There are already traces of the partnership with NBC on BuzzFeed’s site, such as sponsored content benefitting traffic for NBC’s televised singing competition, “The Voice.” However, BuzzFeed is no stranger to sponsored content, and it’s not exclusive to NBC. In almost all of the sections on BuzzFeed’s website, “native” advertising infiltrates web content. Most often, this sponsored content has something to do with a current promotion that a specific company is trying to publicize to a younger audience, and past partners have included HBO, Spotify, Intel, and more.
Yet, this is not to say the NBC/BuzzFeed partnership is not unique in its own right. BuzzFeed had access to coverage of the 2016 Rio Olympic Games because NBC won the exclusive broadcast rights for the events in the most expensive television rights deal in history.
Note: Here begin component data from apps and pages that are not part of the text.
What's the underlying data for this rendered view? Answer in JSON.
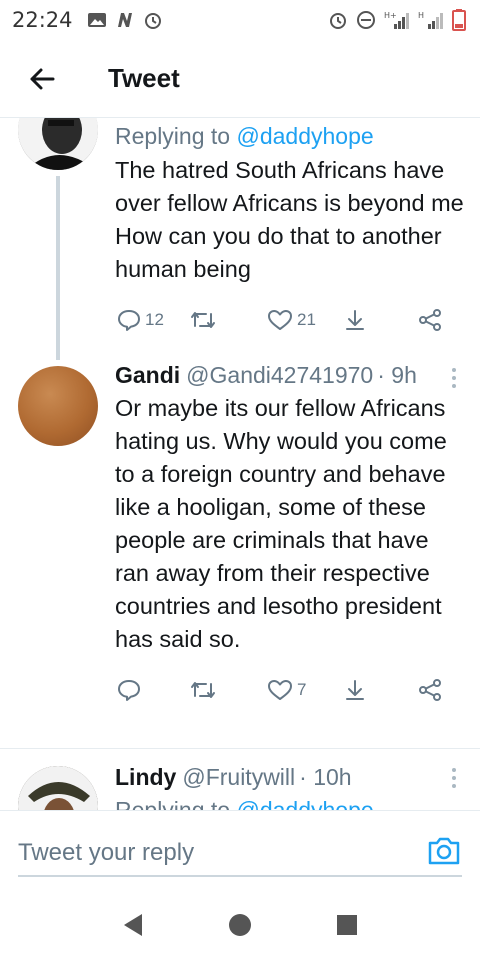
{
  "status_bar": {
    "time": "22:24",
    "left_icons": [
      "image-icon",
      "n-badge-icon",
      "alarm-icon"
    ],
    "right_icons": [
      "alarm-icon",
      "do-not-disturb-icon",
      "signal-hplus-icon",
      "signal-h-icon",
      "battery-low-icon"
    ],
    "network_1": "H+",
    "network_2": "H"
  },
  "header": {
    "title": "Tweet",
    "back_icon": "arrow-left-icon"
  },
  "tweets": [
    {
      "reply_prefix": "Replying to",
      "reply_handle": "@daddyhope",
      "text": "The hatred South Africans have over fellow Africans is beyond me How can you do that to another human being",
      "reply_count": "12",
      "retweet_count": "",
      "like_count": "21"
    },
    {
      "name": "Gandi",
      "handle": "@Gandi42741970",
      "time": "· 9h",
      "text": "Or maybe its our fellow Africans hating us. Why would you come to a foreign country and behave like a hooligan, some of these people are criminals that have ran away from their respective countries and lesotho president has said so.",
      "reply_count": "",
      "retweet_count": "",
      "like_count": "7"
    },
    {
      "name": "Lindy",
      "handle": "@Fruitywill",
      "time": "· 10h",
      "reply_prefix": "Replying to",
      "reply_handle": "@daddyhope"
    }
  ],
  "reply_bar": {
    "placeholder": "Tweet your reply",
    "camera_icon": "camera-icon"
  },
  "nav": {
    "back_icon": "triangle-back-icon",
    "home_icon": "circle-home-icon",
    "recents_icon": "square-recents-icon"
  },
  "colors": {
    "accent": "#1da1f2",
    "text": "#14171a",
    "muted": "#657786",
    "divider": "#e6ecf0"
  }
}
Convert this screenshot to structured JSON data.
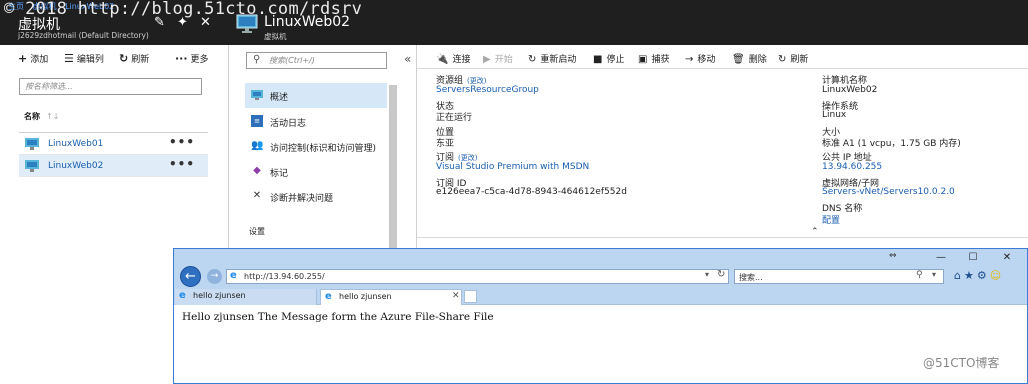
{
  "portal": {
    "breadcrumb": [
      "主页",
      "虚拟机",
      "LinuxWeb02"
    ],
    "watermark_text": "© 2018 http://blog.51cto.com/rdsrv",
    "blade1": {
      "title": "虚拟机",
      "subtitle": "j2629zdhotmail (Default Directory)",
      "controls": [
        "«",
        "✕"
      ],
      "toolbar": {
        "add": "添加",
        "edit_columns": "编辑列",
        "refresh": "刷新",
        "more": "更多"
      },
      "filter_placeholder": "按名称筛选...",
      "column_name": "名称",
      "sort_glyph": "↑↓",
      "vms": [
        {
          "name": "LinuxWeb01",
          "selected": false
        },
        {
          "name": "LinuxWeb02",
          "selected": true
        }
      ],
      "row_more": "•••"
    },
    "blade2": {
      "title": "LinuxWeb02",
      "subtitle": "虚拟机",
      "search_placeholder": "搜索(Ctrl+/)",
      "collapse_glyph": "«",
      "menu": [
        {
          "label": "概述",
          "icon": "vm-overview-icon",
          "selected": true
        },
        {
          "label": "活动日志",
          "icon": "activity-log-icon",
          "selected": false
        },
        {
          "label": "访问控制(标识和访问管理)",
          "icon": "iam-icon",
          "selected": false
        },
        {
          "label": "标记",
          "icon": "tag-icon",
          "selected": false
        },
        {
          "label": "诊断并解决问题",
          "icon": "wrench-icon",
          "selected": false
        }
      ],
      "section_settings": "设置"
    },
    "commands": [
      {
        "label": "连接",
        "icon": "connect-icon",
        "enabled": true
      },
      {
        "label": "开始",
        "icon": "play-icon",
        "enabled": false
      },
      {
        "label": "重新启动",
        "icon": "restart-icon",
        "enabled": true
      },
      {
        "label": "停止",
        "icon": "stop-icon",
        "enabled": true
      },
      {
        "label": "捕获",
        "icon": "capture-icon",
        "enabled": true
      },
      {
        "label": "移动",
        "icon": "move-icon",
        "enabled": true
      },
      {
        "label": "删除",
        "icon": "delete-icon",
        "enabled": true
      },
      {
        "label": "刷新",
        "icon": "refresh-icon",
        "enabled": true
      }
    ],
    "essentials": {
      "change_label": "(更改)",
      "resource_group_label": "资源组",
      "resource_group_value": "ServersResourceGroup",
      "status_label": "状态",
      "status_value": "正在运行",
      "location_label": "位置",
      "location_value": "东亚",
      "subscription_label": "订阅",
      "subscription_value": "Visual Studio Premium with MSDN",
      "subscription_id_label": "订阅 ID",
      "subscription_id_value": "e126eea7-c5ca-4d78-8943-464612ef552d",
      "computer_name_label": "计算机名称",
      "computer_name_value": "LinuxWeb02",
      "os_label": "操作系统",
      "os_value": "Linux",
      "size_label": "大小",
      "size_value": "标准 A1 (1 vcpu，1.75 GB 内存)",
      "public_ip_label": "公共 IP 地址",
      "public_ip_value": "13.94.60.255",
      "vnet_label": "虚拟网络/子网",
      "vnet_value": "Servers-vNet/Servers10.0.2.0",
      "dns_label": "DNS 名称",
      "dns_value": "配置",
      "collapse_glyph": "⌃"
    }
  },
  "ie": {
    "url": "http://13.94.60.255/",
    "search_placeholder": "搜索...",
    "resize_glyph": "⇔",
    "window_buttons": [
      "—",
      "☐",
      "✕"
    ],
    "tabs": [
      {
        "title": "hello zjunsen",
        "active": false
      },
      {
        "title": "hello zjunsen",
        "active": true
      }
    ],
    "tab_close": "✕",
    "page_text": "Hello zjunsen The Message form the Azure File-Share File"
  },
  "source_watermark": "@51CTO博客",
  "colors": {
    "portal_header": "#1f1f1f",
    "link_blue": "#1a5eb0",
    "selection": "#d6e8f7",
    "ie_chrome": "#bcd5f0"
  }
}
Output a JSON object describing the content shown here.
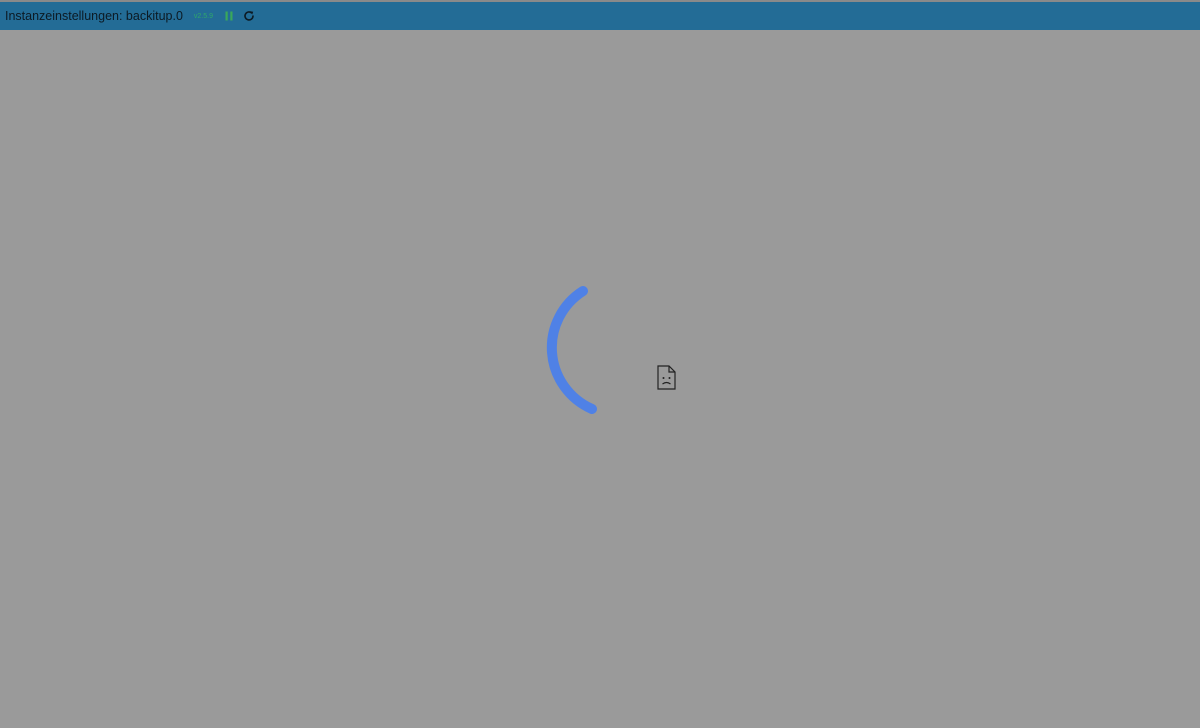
{
  "header": {
    "title": "Instanzeinstellungen: backitup.0",
    "version": "v2.5.9",
    "icons": {
      "pause": "pause-icon",
      "reload": "reload-icon"
    },
    "colors": {
      "bar": "#236c96",
      "version": "#2fa86a",
      "pause": "#3aa85a"
    }
  },
  "content": {
    "loader": "loading-spinner",
    "broken_image": "broken-image-icon",
    "spinner_color": "#4f81e6",
    "overlay_color": "#9a9a9a"
  }
}
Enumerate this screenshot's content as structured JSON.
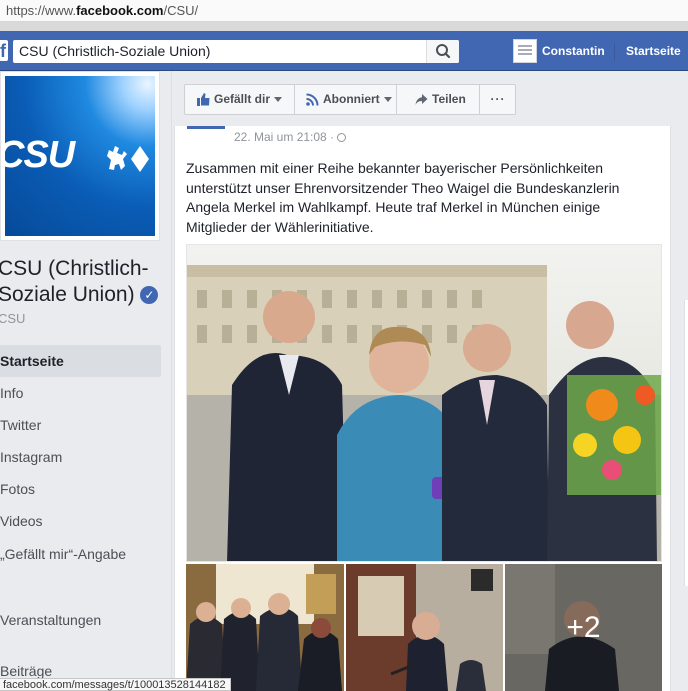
{
  "browser": {
    "url_prefix": "https://www.",
    "url_domain": "facebook.com",
    "url_path": "/CSU/"
  },
  "topbar": {
    "search_value": "CSU (Christlich-Soziale Union)",
    "user_name": "Constantin",
    "home_label": "Startseite",
    "logo_letter": "f"
  },
  "page": {
    "cover_text": "CSU",
    "name": "CSU (Christlich-Soziale Union)",
    "handle": "CSU",
    "brand_color": "#1f89e0"
  },
  "nav": {
    "items": [
      {
        "label": "Startseite",
        "active": true
      },
      {
        "label": "Info"
      },
      {
        "label": "Twitter"
      },
      {
        "label": "Instagram"
      },
      {
        "label": "Fotos"
      },
      {
        "label": "Videos"
      },
      {
        "label": "„Gefällt mir“-Angabe"
      },
      {
        "label": "Veranstaltungen"
      },
      {
        "label": "Beiträge"
      }
    ]
  },
  "actions": {
    "like": "Gefällt dir",
    "follow": "Abonniert",
    "share": "Teilen",
    "more": "···"
  },
  "post": {
    "timestamp": "22. Mai um 21:08 ·",
    "text": "Zusammen mit einer Reihe bekannter bayerischer Persönlichkeiten unterstützt unser Ehrenvorsitzender Theo Waigel die Bundeskanzlerin Angela Merkel im Wahlkampf. Heute traf Merkel in München einige Mitglieder der Wählerinitiative.",
    "more_photos": "+2"
  },
  "statusbar": {
    "link": "facebook.com/messages/t/100013528144182"
  },
  "colors": {
    "fb_blue": "#4267b2",
    "bg": "#e9ebee"
  }
}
BuzzFeed gained total editorial access to NBC’s partnership with Snapchat during the games and produced a custom “Discover” section and several “Stories” on the platform which garnered 2.2 billion views in total. Although NBC claimed the coverage was targeted to full audiences, younger audiences were markedly more engaged with the content.
Given the success of the pairing between NBC and BuzzFeed, it may be possible that other companies in the broadcasting industry will follow suit in romancing entertainment and technology counterparts. Along with opening its wallets up for BuzzFeed, NBCU also invested $200 million in Vox Media last year in similar hopes of collaborating on projects to kick-start NBCU’s online reach.
These kinds of partnerships are sure to continue to continue a number of digitally-focused trends in content creation and distribution. Not only will similar partnerships benefit companies akin to NBCU and BuzzFeed in engaging broader, younger audiences, but they will also aid in the production of innovative video content. With the new deal between NBCU and BuzzFeed, it becomes even clearer that partnerships between creators and distributors are evolving, and the blurring boundaries between ever-evolving media types are changing traditional formats of journalism.